• Your instructions: The records that follow are to be given again exactly.

----

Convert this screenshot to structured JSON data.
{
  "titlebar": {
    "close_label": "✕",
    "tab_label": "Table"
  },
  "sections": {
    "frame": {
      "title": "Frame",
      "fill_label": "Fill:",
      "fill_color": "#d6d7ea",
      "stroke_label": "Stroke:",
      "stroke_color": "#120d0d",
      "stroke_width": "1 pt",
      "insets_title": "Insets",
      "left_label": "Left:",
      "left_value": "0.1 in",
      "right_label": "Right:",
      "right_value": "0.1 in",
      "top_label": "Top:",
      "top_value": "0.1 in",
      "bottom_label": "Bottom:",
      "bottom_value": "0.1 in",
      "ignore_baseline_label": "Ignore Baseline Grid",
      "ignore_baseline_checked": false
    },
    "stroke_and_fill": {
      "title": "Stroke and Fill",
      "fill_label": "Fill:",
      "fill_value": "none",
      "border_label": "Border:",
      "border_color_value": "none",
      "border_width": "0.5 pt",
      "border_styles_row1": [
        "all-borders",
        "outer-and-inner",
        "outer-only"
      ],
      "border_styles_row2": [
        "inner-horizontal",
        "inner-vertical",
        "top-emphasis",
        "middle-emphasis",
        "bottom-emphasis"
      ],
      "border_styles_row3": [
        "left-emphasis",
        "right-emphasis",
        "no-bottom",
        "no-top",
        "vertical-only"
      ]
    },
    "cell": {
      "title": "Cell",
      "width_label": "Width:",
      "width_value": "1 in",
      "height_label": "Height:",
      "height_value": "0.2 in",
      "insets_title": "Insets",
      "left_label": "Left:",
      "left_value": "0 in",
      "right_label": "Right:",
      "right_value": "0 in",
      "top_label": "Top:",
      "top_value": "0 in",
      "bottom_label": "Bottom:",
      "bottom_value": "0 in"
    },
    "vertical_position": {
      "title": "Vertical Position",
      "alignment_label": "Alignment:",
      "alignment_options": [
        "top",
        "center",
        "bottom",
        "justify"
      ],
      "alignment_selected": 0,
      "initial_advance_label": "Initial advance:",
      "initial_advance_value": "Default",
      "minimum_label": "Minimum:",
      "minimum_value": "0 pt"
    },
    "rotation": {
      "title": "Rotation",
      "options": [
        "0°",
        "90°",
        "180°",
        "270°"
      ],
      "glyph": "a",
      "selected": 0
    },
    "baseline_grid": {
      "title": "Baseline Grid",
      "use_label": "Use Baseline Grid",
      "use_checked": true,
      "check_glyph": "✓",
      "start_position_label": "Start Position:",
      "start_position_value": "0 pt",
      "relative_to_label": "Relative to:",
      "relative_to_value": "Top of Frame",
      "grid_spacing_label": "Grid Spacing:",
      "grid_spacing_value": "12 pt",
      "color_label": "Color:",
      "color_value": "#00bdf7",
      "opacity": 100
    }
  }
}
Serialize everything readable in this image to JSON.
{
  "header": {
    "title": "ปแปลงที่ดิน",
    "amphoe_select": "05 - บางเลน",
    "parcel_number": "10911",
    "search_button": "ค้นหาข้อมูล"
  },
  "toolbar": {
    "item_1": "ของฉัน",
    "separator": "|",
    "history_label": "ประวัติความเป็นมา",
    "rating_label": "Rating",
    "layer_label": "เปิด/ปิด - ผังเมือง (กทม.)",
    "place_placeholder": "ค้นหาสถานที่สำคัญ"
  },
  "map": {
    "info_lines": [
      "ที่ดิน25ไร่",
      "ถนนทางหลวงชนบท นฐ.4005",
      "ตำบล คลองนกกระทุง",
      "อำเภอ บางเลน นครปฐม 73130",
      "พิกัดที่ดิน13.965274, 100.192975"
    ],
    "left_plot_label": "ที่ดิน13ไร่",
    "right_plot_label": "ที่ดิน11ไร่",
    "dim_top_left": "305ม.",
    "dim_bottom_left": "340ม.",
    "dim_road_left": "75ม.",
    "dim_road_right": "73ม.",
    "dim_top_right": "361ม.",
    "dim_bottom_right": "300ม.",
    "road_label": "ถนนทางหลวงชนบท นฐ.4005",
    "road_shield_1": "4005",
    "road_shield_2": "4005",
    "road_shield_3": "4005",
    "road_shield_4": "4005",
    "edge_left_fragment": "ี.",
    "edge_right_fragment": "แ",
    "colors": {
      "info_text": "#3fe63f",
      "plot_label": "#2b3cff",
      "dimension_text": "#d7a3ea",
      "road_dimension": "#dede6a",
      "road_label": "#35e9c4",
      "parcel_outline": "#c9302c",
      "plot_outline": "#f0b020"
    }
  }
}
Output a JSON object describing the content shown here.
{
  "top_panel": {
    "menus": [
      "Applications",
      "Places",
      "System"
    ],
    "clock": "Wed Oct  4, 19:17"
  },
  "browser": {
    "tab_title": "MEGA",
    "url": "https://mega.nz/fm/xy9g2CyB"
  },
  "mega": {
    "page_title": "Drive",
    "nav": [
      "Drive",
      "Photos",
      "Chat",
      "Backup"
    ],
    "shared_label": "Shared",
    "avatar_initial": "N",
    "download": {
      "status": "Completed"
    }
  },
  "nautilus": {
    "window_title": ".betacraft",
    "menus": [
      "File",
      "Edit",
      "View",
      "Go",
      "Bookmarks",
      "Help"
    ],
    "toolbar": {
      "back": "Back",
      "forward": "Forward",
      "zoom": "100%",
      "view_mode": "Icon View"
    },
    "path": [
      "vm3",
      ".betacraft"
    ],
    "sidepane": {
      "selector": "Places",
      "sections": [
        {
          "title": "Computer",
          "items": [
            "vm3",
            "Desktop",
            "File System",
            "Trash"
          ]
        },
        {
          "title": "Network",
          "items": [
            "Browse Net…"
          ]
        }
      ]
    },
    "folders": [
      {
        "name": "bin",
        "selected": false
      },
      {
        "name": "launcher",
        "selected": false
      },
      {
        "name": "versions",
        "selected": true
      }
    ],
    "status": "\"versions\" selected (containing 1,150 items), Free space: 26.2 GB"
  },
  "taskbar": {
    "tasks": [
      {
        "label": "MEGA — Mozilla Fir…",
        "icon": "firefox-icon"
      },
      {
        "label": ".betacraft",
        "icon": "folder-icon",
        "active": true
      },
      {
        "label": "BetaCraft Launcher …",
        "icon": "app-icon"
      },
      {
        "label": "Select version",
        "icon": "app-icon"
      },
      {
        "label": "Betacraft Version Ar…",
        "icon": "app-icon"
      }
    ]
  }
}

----

• Finished exercise:
Convert this screenshot to structured JSON data.
{
  "titlebar": {
    "close_label": "✕",
    "tab_label": "Table"
  },
  "sections": {
    "frame": {
      "title": "Frame",
      "fill_label": "Fill:",
      "fill_color": "#d6d7ea",
      "stroke_label": "Stroke:",
      "stroke_color": "#120d0d",
      "stroke_width": "1 pt",
      "insets_title": "Insets",
      "left_label": "Left:",
      "left_value": "0.1 in",
      "right_label": "Right:",
      "right_value": "0.1 in",
      "top_label": "Top:",
      "top_value": "0.1 in",
      "bottom_label": "Bottom:",
      "bottom_value": "0.1 in",
      "ignore_baseline_label": "Ignore Baseline Grid",
      "ignore_baseline_checked": false
    },
    "stroke_and_fill": {
      "title": "Stroke and Fill",
      "fill_label": "Fill:",
      "fill_value": "none",
      "border_label": "Border:",
      "border_color_value": "none",
      "border_width": "0.5 pt",
      "border_styles_row1": [
        "all-borders",
        "outer-and-inner",
        "outer-only"
      ],
      "border_styles_row2": [
        "inner-horizontal",
        "inner-vertical",
        "top-emphasis",
        "middle-emphasis",
        "bottom-emphasis"
      ],
      "border_styles_row3": [
        "left-emphasis",
        "right-emphasis",
        "no-bottom",
        "no-top",
        "vertical-only"
      ]
    },
    "cell": {
      "title": "Cell",
      "width_label": "Width:",
      "width_value": "1 in",
      "height_label": "Height:",
      "height_value": "0.2 in",
      "insets_title": "Insets",
      "left_label": "Left:",
      "left_value": "0 in",
      "right_label": "Right:",
      "right_value": "0 in",
      "top_label": "Top:",
      "top_value": "0 in",
      "bottom_label": "Bottom:",
      "bottom_value": "0 in"
    },
    "vertical_position": {
      "title": "Vertical Position",
      "alignment_label": "Alignment:",
      "alignment_options": [
        "top",
        "center",
        "bottom",
        "justify"
      ],
      "alignment_selected": 0,
      "initial_advance_label": "Initial advance:",
      "initial_advance_value": "Default",
      "minimum_label": "Minimum:",
      "minimum_value": "0 pt"
    },
    "rotation": {
      "title": "Rotation",
      "options": [
        "0°",
        "90°",
        "180°",
        "270°"
      ],
      "glyph": "a",
      "selected": 0
    },
    "baseline_grid": {
      "title": "Baseline Grid",
      "use_label": "Use Baseline Grid",
      "use_checked": true,
      "check_glyph": "✓",
      "start_position_label": "Start Position:",
      "start_position_value": "0 pt",
      "relative_to_label": "Relative to:",
      "relative_to_value": "Top of Frame",
      "grid_spacing_label": "Grid Spacing:",
      "grid_spacing_value": "12 pt",
      "color_label": "Color:",
      "color_value": "#00bdf7",
      "opacity": 100
    }
  }
}
Serialize everything readable in this image to JSON.
{
  "header": {
    "title": "ปแปลงที่ดิน",
    "amphoe_select": "05 - บางเลน",
    "parcel_number": "10911",
    "search_button": "ค้นหาข้อมูล"
  },
  "toolbar": {
    "item_1": "ของฉัน",
    "separator": "|",
    "history_label": "ประวัติความเป็นมา",
    "rating_label": "Rating",
    "layer_label": "เปิด/ปิด - ผังเมือง (กทม.)",
    "place_placeholder": "ค้นหาสถานที่สำคัญ"
  },
  "map": {
    "info_lines": [
      "ที่ดิน25ไร่",
      "ถนนทางหลวงชนบท นฐ.4005",
      "ตำบล คลองนกกระทุง",
      "อำเภอ บางเลน นครปฐม 73130",
      "พิกัดที่ดิน13.965274, 100.192975"
    ],
    "left_plot_label": "ที่ดิน13ไร่",
    "right_plot_label": "ที่ดิน11ไร่",
    "dim_top_left": "305ม.",
    "dim_bottom_left": "340ม.",
    "dim_road_left": "75ม.",
    "dim_road_right": "73ม.",
    "dim_top_right": "361ม.",
    "dim_bottom_right": "300ม.",
    "road_label": "ถนนทางหลวงชนบท นฐ.4005",
    "road_shield_1": "4005",
    "road_shield_2": "4005",
    "road_shield_3": "4005",
    "road_shield_4": "4005",
    "edge_left_fragment": "ี.",
    "edge_right_fragment": "แ",
    "colors": {
      "info_text": "#3fe63f",
      "plot_label": "#2b3cff",
      "dimension_text": "#d7a3ea",
      "road_dimension": "#dede6a",
      "road_label": "#35e9c4",
      "parcel_outline": "#c9302c",
      "plot_outline": "#f0b020"
    }
  }
}
Output a JSON object describing the content shown here.
{
  "top_panel": {
    "menus": [
      "Applications",
      "Places",
      "System"
    ],
    "clock": "Wed Oct  4, 19:17"
  },
  "browser": {
    "tab_title": "MEGA",
    "url": "https://mega.nz/fm/xy9g2CyB"
  },
  "mega": {
    "page_title": "Drive",
    "nav": [
      "Drive",
      "Photos",
      "Chat",
      "Backup"
    ],
    "shared_label": "Shared",
    "avatar_initial": "N",
    "download": {
      "status": "Completed"
    }
  },
  "nautilus": {
    "window_title": ".betacraft",
    "menus": [
      "File",
      "Edit",
      "View",
      "Go",
      "Bookmarks",
      "Help"
    ],
    "toolbar": {
      "back": "Back",
      "forward": "Forward",
      "zoom": "100%",
      "view_mode": "Icon View"
    },
    "path": [
      "vm3",
      ".betacraft"
    ],
    "sidepane": {
      "selector": "Places",
      "sections": [
        {
          "title": "Computer",
          "items": [
            "vm3",
            "Desktop",
            "File System",
            "Trash"
          ]
        },
        {
          "title": "Network",
          "items": [
            "Browse Net…"
          ]
        }
      ]
    },
    "folders": [
      {
        "name": "bin",
        "selected": false
      },
      {
        "name": "launcher",
        "selected": false
      },
      {
        "name": "versions",
        "selected": true
      }
    ],
    "status": "\"versions\" selected (containing 1,150 items), Free space: 26.2 GB"
  },
  "taskbar": {
    "tasks": [
      {
        "label": "MEGA — Mozilla Fir…",
        "icon": "firefox-icon"
      },
      {
        "label": ".betacraft",
        "icon": "folder-icon",
        "active": true
      },
      {
        "label": "BetaCraft Launcher …",
        "icon": "app-icon"
      },
      {
        "label": "Select version",
        "icon": "app-icon"
      },
      {
        "label": "Betacraft Version Ar…",
        "icon": "app-icon"
      }
    ]
  }
}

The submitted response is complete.